Author and investigative journalist Nicky Hager has wielded a
mighty sword, penning allegations of National Party ''dirty
politics'' in a book of that name released on Wednesday
The book attacks Prime Minister John Key and his
administration, claiming hacked emails show National has an
''unseen side'', including using ''attack blogs'' such as
Cameron Slater's Whale Oil and David Farrar's Kiwiblog to
denigrate political opponents.
National contacts including Justice Minister Judith Collins
and Mr Key's press secretary Jason Ede are named as having
close links with Mr Slater. It claims Mr Slater and Mr Ede
used personal information about Labour Party members accessed
after being alerted to a weakness in Labour's website.
It also claims Mr Slater was given information from the
Beehive allowing him to ask precise questions through the
Official Information Act, and that Mr Key's office tipped him
off about secret documents held by the Security Intelligence
The National Party, Mr Slater and Mr Farrar have dismissed
the claims. A spokesperson for the prime minister called it a
''cynically timed attack book from a well-known left-wing
conspiracy theorist'' which makes ''all sorts of unfounded
Labour Party leader David Cunliffe is considering what action
the party might take. The Green Party says it will lodge
complaints, including with police, and adds it will hold a
Royal Commission of Inquiry if elected.
Mr Slater says he, too, intends to complain to the police,
over the hacking of his website, and to the Privacy
Commission. All this before most people have had time to
fully read, verify, digest and respond to the book's
The timing of the book's launch - a month before the general
election - will be labelled by some as every bit as ''dirty''
as the politics its alleges. Mr Hager says voters need to be
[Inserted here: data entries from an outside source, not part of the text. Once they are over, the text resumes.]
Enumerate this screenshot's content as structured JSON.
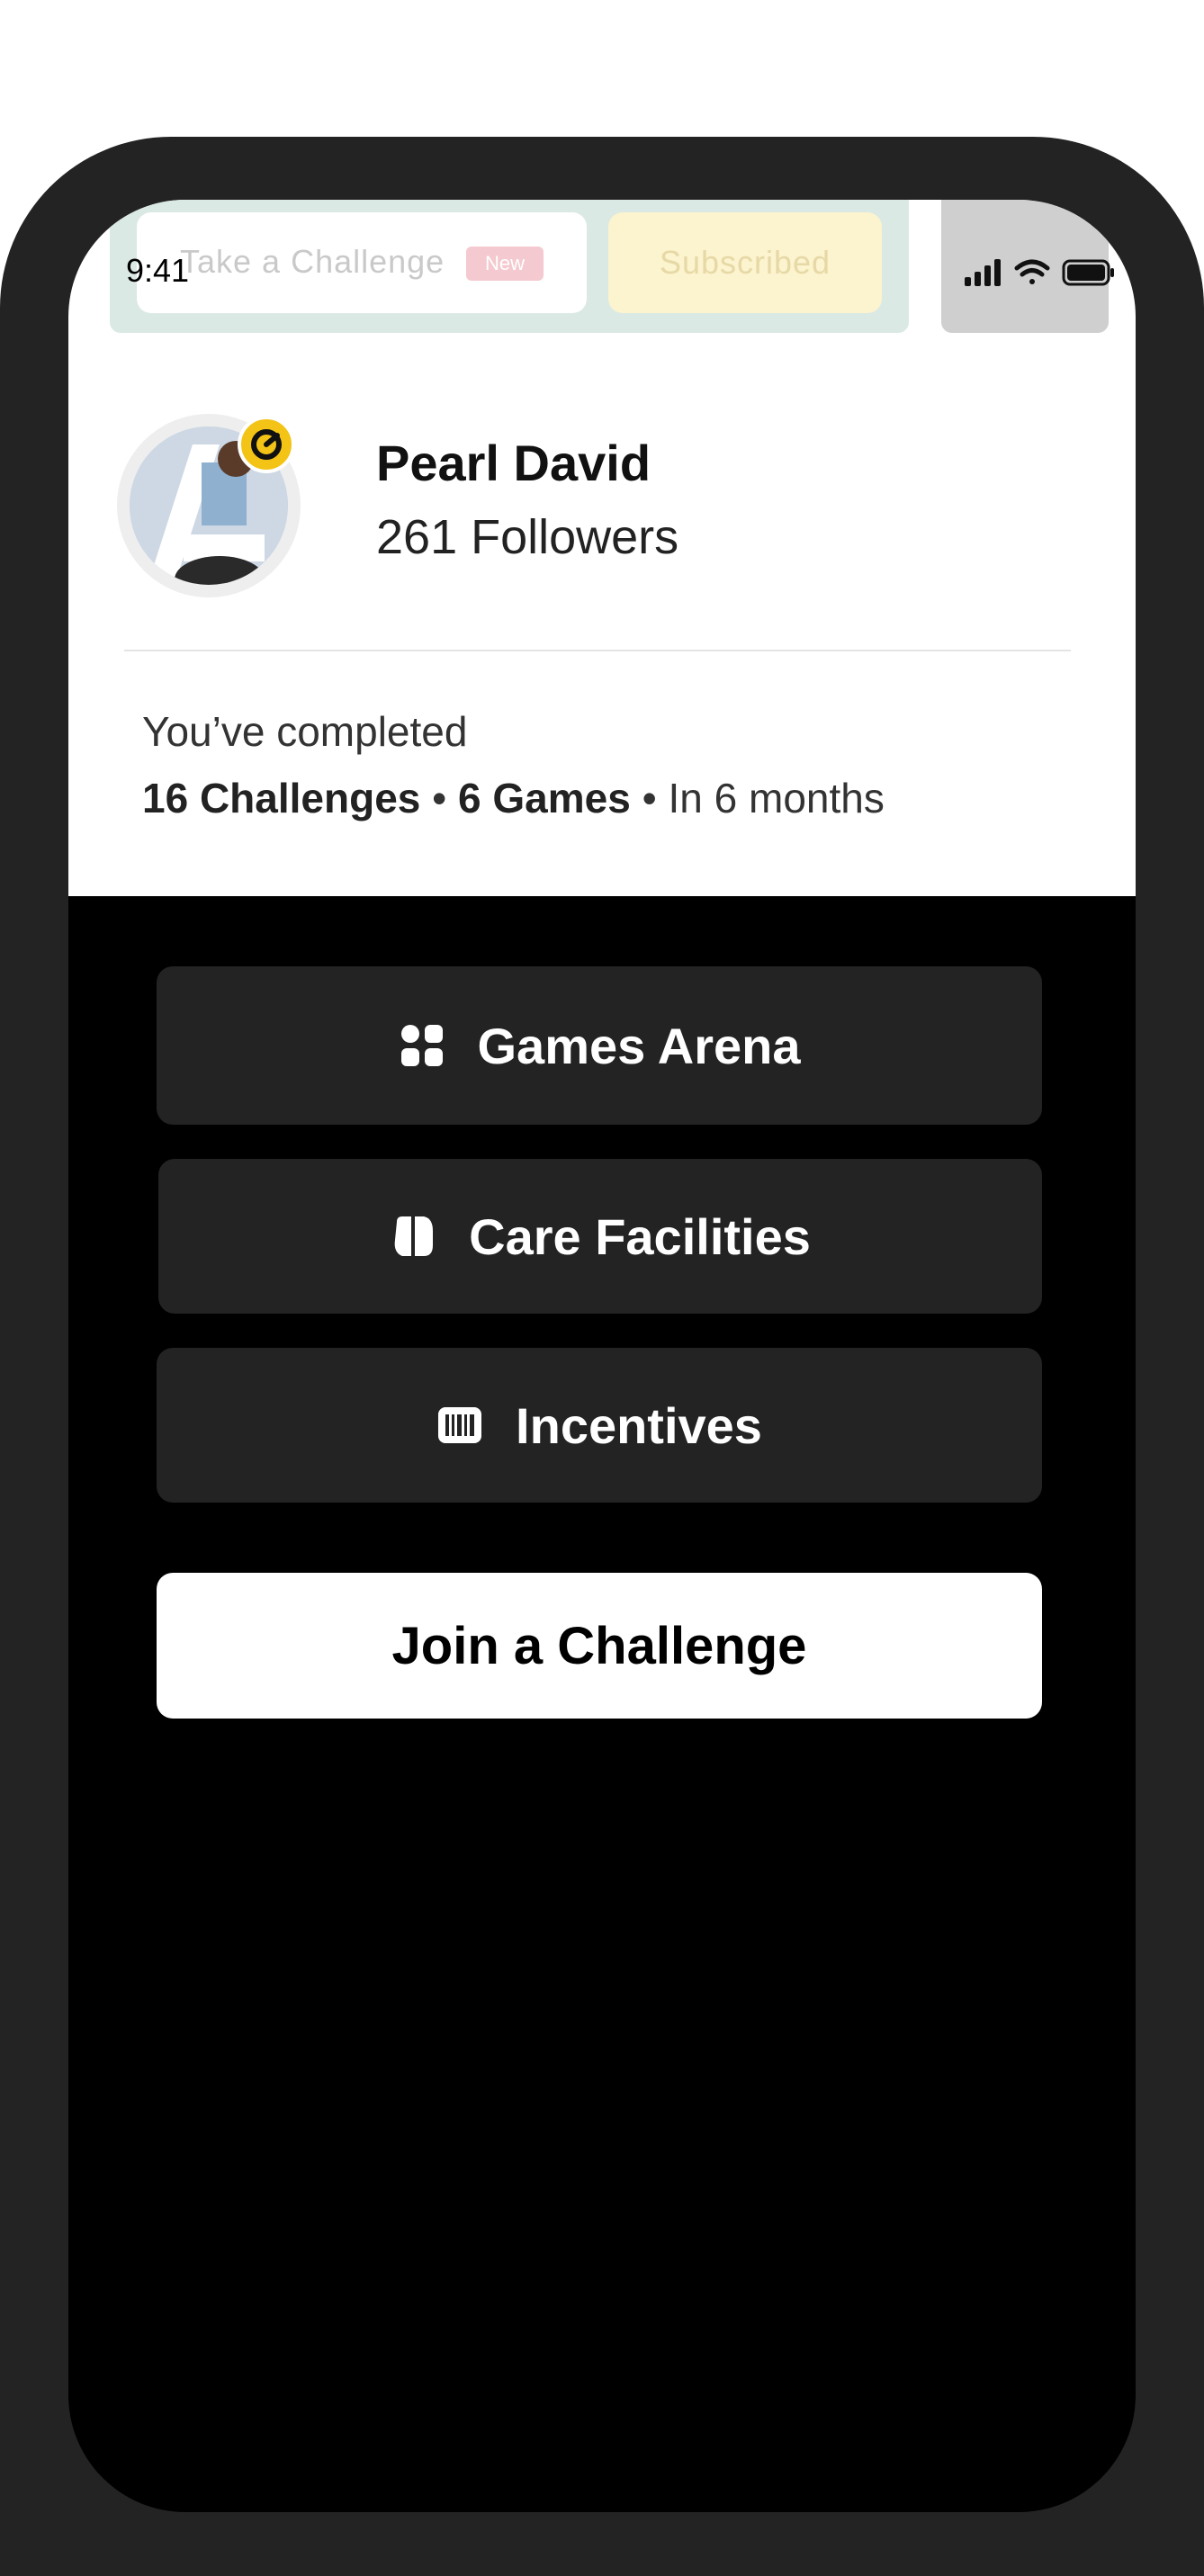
{
  "status_bar": {
    "time": "9:41"
  },
  "top_strip": {
    "challenge_label": "Take a Challenge",
    "new_badge": "New",
    "subscribed_label": "Subscribed"
  },
  "profile": {
    "name": "Pearl David",
    "followers": "261 Followers"
  },
  "completion": {
    "intro": "You’ve completed",
    "challenges": "16 Challenges",
    "games": "6 Games",
    "period": "In 6 months"
  },
  "menu": {
    "items": [
      {
        "label": "Games Arena",
        "icon": "grid-icon"
      },
      {
        "label": "Care Facilities",
        "icon": "care-facility-icon"
      },
      {
        "label": "Incentives",
        "icon": "barcode-icon"
      }
    ],
    "join_label": "Join a Challenge"
  },
  "colors": {
    "background": "#000000",
    "card": "#ffffff",
    "menu_button": "#232323",
    "badge": "#f3c316"
  }
}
made aware of the claims. He will be aware of the laws of
libel and the burden of proof.
He is no stranger to controversy - or to penning works that
have had serious implications for politicians previously.
Some believe he has thrown a grenade into the political
arena. Others say there is nothing ''new'' in the fact
politicians choose which journalists to whom they feed
With parties beginning election campaigns, politicians
themselves have timed major policy announcements and attacks
for a period during which they will get maximum exposure.
Internet Party founder Kim Dotcom has even promised to reveal
incriminating revelations about the prime minister in the
days before the election. This is prime time for politicking
of all kinds.
Politicians can hardly argue they have been squeaky clean of
late. The prime minister's labelling of Mr Dotcom as Internet
Party leader Laila Harre's ''sugar daddy'' was seen as sexist
Labour Party Rangitata candidate Steven Gibson's labelling of
the prime minister as ''Shylock'' was an unacceptable racist
slur on his Jewish heritage and made a mockery of Labour
leader David Cunliffe's ''Vote Positive'' campaign.
New Zealand First leader Winton Peters' ''two Wongs don't
make a right'' joke is offensive, and Act New Zealand leader
Jamie Whyte's race-based comments questionable.
The defence by Mr Dotcom and Ms Harre that students were
exercising their democratic thoughts by chanting ''F*** John
Key'' at an Internet Mana party when the atmosphere was
clearly fuelled by Mr Dotcom does not wash.
It can hardly be surprising in such an atmosphere the public
responds with similar mindless and offensive actions,
including burning a John Key effigy. Such kindergarten
tit-for-tat antics only render politicians' words hollow. The
focus should be on issues: the likes of health, education,
welfare, housing and financial security.
However, at least two of the allegations in Dirty Politics -
the use of information from the Labour Party website and
claims about leaking SIS information - are certainly serious
if true. One commentator has likened them to ''Watergate''.
It is clearly in the public interest to have those issues
When everyone has done dishing dirt, what remains to be seen
is to whom the mud might stick - and whether the revelations
will be a political game-changer.